You can find more information about 50/50 Day in our article.
The film can be streamed or downloaded in Spanish, Arabic, Chinese, French, Hindi and Portuguese as well as English, so it could be used as a cross-curricular resource with your colleagues.
In a language-learning context, it would be difficult to screen the whole 20-minute film (but a French or history-geography colleague might want to screen it in French.) The following extracts are usable individually or together as part of a sequence on gender equality or the representation of different groups in history and our national stories. This fits well into the bac history curriculum: Thème 1 - Le rapport des sociétés à leur passé.
The first minute or so of the film is simple to understand from A2 and raises an interesting discussion point. The filmmaker, Tiffany Shlain, tells how surprised she was in a conversation that there had been 50 elected women heads of state around the world. This was much more than she imagined. And she decided it was time to start telling the story of women's contribution rather than just complaining that we don't have equal, 50/50 representation. This segment can be associated with the final part (18:00-19:35), where we see a succession of images of the female heads of state.
From 2:40 to 5:50, Ms Shlain looks back at prehistory and history, describing how Neolithic times were pretty egalitarian, but that then the power in society shifted towards men. She gives some examples of successful women leaders, many of whom were written out of history by male successors. This fits into a Mythes et héros theme and the cycle Terminale history curriculum and is usable from B1+.

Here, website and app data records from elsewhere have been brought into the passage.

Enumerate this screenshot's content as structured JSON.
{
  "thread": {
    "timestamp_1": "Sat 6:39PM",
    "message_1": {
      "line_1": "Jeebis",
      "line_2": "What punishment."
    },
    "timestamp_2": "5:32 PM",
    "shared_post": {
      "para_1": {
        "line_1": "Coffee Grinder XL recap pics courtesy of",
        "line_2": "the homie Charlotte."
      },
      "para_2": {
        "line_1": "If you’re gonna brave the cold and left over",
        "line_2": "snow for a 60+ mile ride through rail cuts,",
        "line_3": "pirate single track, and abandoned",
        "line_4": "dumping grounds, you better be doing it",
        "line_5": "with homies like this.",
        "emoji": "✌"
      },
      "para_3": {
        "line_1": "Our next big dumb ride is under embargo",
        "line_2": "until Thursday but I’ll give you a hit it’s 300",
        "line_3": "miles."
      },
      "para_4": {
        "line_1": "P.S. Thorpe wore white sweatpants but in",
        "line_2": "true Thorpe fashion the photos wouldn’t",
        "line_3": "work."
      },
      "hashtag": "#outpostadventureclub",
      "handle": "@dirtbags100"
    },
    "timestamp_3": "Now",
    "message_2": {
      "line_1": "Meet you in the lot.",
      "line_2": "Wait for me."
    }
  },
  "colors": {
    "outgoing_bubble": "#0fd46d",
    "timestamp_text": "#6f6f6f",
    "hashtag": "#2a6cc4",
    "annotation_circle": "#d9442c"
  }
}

Votes for Women
The section from 8:45 to 9:40 is on women's suffrage in the U.S. Shlain points out that social change is slow through the story of the women who signed the Seneca Falls declaration demanding the right to vote in 1848. By the time women finally did get the vote in 1920, only one of the signatories was still alive. And at 92 she was too ill and frail to make it to the polling station. B1
For more resources on women's suffrage, you will also find an A2+ sequence on Emmeline Pankhurst, leader of the movement for women's suffrage in the UK, in Speakeasy Activities 4e.
And you'll find audio on women's suffrage at B1 level, with accompanying interactive comprehension activities on the Banque de ressources anglais cycle 4. To see the resources, register or log in now.
Then go to:
Audios > B1> Rencontres avec d'autres cultures > Interviews > "Votes for Women". A museum curator describes the women's suffrage movement in the UK. Includes suggestions for an EPI on making a presentation about a woman from history.
50/50 — Everyone Wins
In the 50/50 film, the 30-second segment from 13:00 gives statistics on inequality, and is followed (13:32-15:45) by a discussion of research showing that equal treatment can improve life for everyone — for example countries which have good gender equality also rank highly on the Global Happiness Index. The small snippet where Canadian Prime Minister Justin Trudeau is asked why he wanted a gender-balanced cabinet is easy to understand and good for discussion. This part would fit into a l'idée de progrès theme, from B1+.